The most viable option is a Russian Mosin Nagant in 7.62x54R with various Mauser, Enfield and Springfield rifles lurking in the potentially viable category. The reason I have immediately eliminated so many other rifles is that you cannot get widely available affordable ammunition for them, or in some cases ammo period. The pattern seems to be that rifles and ammo are available dirt cheap and everywhere then the cheap ammo is gone and rifles come up piece mil, but more expensively and in lower quality. Ammo is then either entirely unavailable or is darn expensive. A $79 rifle for which ammo is brutally expensive (I have seen a dollar plus a shot in some cases) is OK for a collector but for a person that is seriously short on cash, is relying on that rifle and  likes to keep a lot of ammo around / practice regularly that situation obviously will not work.

The reason the Mosin Nagant is the obvious choice is that the rifles are readily affordable and ammunition is available and cheap. Without being up on the latest prices you can probably get a Mosin Nagant for something around $110-140 delivered and spam cans of 440 rounds of ammo probably run $60ish. Certainly you could have a gun with basic accessories and a reasonable stash of ammo for about $300-400. There is still cheap ammo available and commercially manufactured new ammo to fill gaps which may appear in time albeit at new commercial ammo prices.

Mauser’s are fairly cheap but can have ammunition availability and cost issues. Since they were made and used in numerous calibers by so many countries it is hard to speak about them in generalities. The issue with the other two is cost to equip and or purchase them. Enfield’s are probably the best rifle of the bunch, especially since they have a 10 round detachable magazine. They can still be had at sane ( I would say 200ish on up depending on make/ model/ condition) and .303 ammo is available though it is mostly new commercial manufacture stuff at new commercial manufacture prices. There are some Enfields around in .308 and I am hopefully going to buy one someday, though not really for practical reasons. The Springfield 03 is probably the most expensive of the bunch to purchase and is thus really more of a collector’s item. You will have a hard time touching one for under $350-400 and those are probably going to be “sporterized” which depending on who did it, what they did, and your tastes may or may not be a bad thing. They shoot 30.06 which is still sometimes available surplus and readily available commercially and are very accurate rifles. However the cost of the rifle and ammunition puts it out of the budget of most that choose to go the surplus rifle route.

A Mosin Nagant and a few spam cans of ammo are far better than no rifle or a couple hundred bucks in small bills sitting in a dusty envelope that says FN-FAL (or whatever). If I had to go this route I would put a lot of energy into practicing rapidly cycling the bolt from my shoulder and engaging multiple targets at close to moderate ranges.

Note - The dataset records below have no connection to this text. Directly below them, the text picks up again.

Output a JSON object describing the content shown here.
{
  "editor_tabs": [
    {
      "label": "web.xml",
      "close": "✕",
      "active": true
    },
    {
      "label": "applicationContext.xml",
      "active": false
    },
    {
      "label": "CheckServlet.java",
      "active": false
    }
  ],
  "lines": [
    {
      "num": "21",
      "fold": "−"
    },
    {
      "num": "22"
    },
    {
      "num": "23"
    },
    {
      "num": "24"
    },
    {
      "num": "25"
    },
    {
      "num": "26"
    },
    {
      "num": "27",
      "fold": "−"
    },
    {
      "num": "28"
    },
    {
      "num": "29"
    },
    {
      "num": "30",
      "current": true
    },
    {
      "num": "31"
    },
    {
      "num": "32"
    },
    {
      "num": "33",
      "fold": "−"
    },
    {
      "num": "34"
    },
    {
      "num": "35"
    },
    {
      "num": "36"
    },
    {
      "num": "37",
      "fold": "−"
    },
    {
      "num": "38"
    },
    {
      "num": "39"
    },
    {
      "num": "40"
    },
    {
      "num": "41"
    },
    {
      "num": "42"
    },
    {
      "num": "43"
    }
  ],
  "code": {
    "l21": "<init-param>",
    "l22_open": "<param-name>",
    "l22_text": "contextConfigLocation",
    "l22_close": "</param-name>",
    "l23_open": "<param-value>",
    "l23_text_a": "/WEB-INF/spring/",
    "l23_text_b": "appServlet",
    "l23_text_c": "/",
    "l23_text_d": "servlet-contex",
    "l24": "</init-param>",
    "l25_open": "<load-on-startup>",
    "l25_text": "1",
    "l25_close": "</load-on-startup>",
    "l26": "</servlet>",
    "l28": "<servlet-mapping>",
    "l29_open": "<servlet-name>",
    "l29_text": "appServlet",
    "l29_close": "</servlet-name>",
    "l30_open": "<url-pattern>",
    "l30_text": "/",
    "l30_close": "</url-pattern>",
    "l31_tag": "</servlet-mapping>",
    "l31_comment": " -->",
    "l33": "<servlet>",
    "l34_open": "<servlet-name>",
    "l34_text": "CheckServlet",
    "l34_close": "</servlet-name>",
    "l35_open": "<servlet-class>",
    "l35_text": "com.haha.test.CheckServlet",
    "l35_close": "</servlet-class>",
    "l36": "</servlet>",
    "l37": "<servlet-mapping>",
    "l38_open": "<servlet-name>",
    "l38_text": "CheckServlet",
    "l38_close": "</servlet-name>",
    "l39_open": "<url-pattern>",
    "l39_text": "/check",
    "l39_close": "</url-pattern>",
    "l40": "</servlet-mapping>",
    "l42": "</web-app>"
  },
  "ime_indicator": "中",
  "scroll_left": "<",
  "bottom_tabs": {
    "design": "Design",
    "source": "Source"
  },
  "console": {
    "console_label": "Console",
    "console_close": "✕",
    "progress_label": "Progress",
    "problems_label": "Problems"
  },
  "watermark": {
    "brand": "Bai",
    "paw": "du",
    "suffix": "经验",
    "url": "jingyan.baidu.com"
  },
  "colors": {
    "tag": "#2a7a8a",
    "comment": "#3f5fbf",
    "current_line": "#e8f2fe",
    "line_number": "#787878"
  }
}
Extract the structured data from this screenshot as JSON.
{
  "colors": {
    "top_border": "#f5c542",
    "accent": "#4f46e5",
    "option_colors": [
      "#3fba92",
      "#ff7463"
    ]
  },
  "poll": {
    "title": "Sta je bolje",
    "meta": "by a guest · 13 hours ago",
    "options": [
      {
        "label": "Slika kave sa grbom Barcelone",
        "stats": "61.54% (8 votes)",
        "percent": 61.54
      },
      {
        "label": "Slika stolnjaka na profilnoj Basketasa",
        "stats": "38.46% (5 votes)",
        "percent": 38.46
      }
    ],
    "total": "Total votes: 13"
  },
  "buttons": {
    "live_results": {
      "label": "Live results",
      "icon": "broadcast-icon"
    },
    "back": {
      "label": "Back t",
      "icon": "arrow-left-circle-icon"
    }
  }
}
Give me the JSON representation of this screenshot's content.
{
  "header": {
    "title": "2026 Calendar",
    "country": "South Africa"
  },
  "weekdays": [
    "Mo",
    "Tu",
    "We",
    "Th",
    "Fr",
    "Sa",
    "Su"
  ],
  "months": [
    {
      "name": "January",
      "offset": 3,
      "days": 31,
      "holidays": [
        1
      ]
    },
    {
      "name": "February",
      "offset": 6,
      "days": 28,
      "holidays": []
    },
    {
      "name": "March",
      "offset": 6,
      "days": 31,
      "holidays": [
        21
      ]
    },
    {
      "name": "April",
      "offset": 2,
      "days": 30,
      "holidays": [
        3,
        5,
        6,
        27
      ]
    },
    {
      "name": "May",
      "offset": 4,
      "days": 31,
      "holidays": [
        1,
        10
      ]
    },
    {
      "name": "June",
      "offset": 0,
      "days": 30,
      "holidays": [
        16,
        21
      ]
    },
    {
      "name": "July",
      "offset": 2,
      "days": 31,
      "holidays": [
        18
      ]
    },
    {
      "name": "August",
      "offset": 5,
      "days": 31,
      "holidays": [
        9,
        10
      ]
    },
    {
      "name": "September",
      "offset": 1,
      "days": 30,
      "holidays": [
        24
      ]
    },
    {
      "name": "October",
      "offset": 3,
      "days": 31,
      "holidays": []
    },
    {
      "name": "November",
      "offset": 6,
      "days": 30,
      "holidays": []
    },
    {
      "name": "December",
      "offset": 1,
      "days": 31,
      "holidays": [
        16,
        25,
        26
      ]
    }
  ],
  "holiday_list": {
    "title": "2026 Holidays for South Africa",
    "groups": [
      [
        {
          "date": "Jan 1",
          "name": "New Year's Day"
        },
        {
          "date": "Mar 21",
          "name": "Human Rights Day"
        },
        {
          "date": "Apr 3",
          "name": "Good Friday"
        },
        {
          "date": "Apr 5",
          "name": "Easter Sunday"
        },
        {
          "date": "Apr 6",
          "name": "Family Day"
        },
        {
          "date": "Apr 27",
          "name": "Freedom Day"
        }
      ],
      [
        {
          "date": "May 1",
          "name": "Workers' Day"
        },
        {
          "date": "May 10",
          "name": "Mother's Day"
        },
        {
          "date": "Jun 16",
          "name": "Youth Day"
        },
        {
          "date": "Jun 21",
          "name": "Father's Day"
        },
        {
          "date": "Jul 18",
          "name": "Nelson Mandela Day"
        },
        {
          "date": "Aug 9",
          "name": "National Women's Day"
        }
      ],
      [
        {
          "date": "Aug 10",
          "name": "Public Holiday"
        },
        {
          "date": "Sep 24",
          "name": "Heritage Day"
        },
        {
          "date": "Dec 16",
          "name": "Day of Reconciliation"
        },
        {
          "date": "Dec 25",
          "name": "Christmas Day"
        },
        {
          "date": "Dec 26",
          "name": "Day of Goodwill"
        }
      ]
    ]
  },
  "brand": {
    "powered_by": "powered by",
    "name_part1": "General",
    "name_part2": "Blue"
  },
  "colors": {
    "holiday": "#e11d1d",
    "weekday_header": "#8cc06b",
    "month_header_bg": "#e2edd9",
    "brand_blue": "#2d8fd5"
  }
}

I would be sure to practice reloading it from stripper clips. Basically you would be taking the CQB lessons that have permeated from .mil to .gov to everybody else in the past decade and apply them as best you can to an old war horse. Also I would want a big old sword bayonet on the thing and a handgun ready as a backup. I would also look hard at getting a pump shotgun to fill in for CQB ranges.

[Despite my strong reservations for these warhorses as a primary defensive tool there are some interesting possibilities here. A rifle you could loan a neighbor or family member or a spare long gun to bury/ hide in the rafters of your cabin set aside for a rainy day. Is it not the rifle I would want to go to war with but as a backup it would be far better than no rifle at all. It would be hard on the budget to go stashing AR’s and AK’s all over the place but at $300 for a Mosin, bare bones accessories and a few spam cans it could be viable. Given the low price point for a Mosin Nagant rifle and some ammo you could easily set aside a couple over time.]

So in closing bolt action rifles can have a legitimate place in a practical shooter or survivalist’s firearms battery for harvesting game, precision shooting or as a budget all around rifle. Also they are fun.